+++ Supplied material

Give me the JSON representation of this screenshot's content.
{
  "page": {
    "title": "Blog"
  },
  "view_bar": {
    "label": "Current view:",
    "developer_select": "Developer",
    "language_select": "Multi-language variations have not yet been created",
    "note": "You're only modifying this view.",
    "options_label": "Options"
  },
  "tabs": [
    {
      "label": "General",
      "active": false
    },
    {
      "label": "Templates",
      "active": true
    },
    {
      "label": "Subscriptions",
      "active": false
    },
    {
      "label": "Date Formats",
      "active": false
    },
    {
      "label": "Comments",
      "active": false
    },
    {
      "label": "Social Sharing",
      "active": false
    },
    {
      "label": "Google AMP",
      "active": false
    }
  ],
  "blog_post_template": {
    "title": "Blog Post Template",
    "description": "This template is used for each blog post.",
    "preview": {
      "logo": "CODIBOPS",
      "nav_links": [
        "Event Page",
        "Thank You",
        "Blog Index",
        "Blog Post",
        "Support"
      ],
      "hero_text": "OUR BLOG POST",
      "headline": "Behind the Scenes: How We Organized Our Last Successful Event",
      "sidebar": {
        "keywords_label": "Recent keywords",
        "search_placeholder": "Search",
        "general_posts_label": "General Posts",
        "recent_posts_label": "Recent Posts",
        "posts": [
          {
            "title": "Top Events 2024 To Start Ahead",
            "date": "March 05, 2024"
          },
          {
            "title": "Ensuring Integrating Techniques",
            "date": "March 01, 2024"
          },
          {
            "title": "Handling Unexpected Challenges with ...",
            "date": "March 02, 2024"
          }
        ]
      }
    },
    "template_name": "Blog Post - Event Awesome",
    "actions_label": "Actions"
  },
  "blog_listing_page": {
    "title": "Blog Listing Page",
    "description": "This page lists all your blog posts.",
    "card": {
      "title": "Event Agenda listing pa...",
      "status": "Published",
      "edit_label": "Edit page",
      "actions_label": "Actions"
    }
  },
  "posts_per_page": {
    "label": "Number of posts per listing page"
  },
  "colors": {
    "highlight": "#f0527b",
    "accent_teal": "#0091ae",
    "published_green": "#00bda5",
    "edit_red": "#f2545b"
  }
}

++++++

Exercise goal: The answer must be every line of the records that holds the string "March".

Task output:
            "date": "March 05, 2024"
            "date": "March 01, 2024"
            "date": "March 02, 2024"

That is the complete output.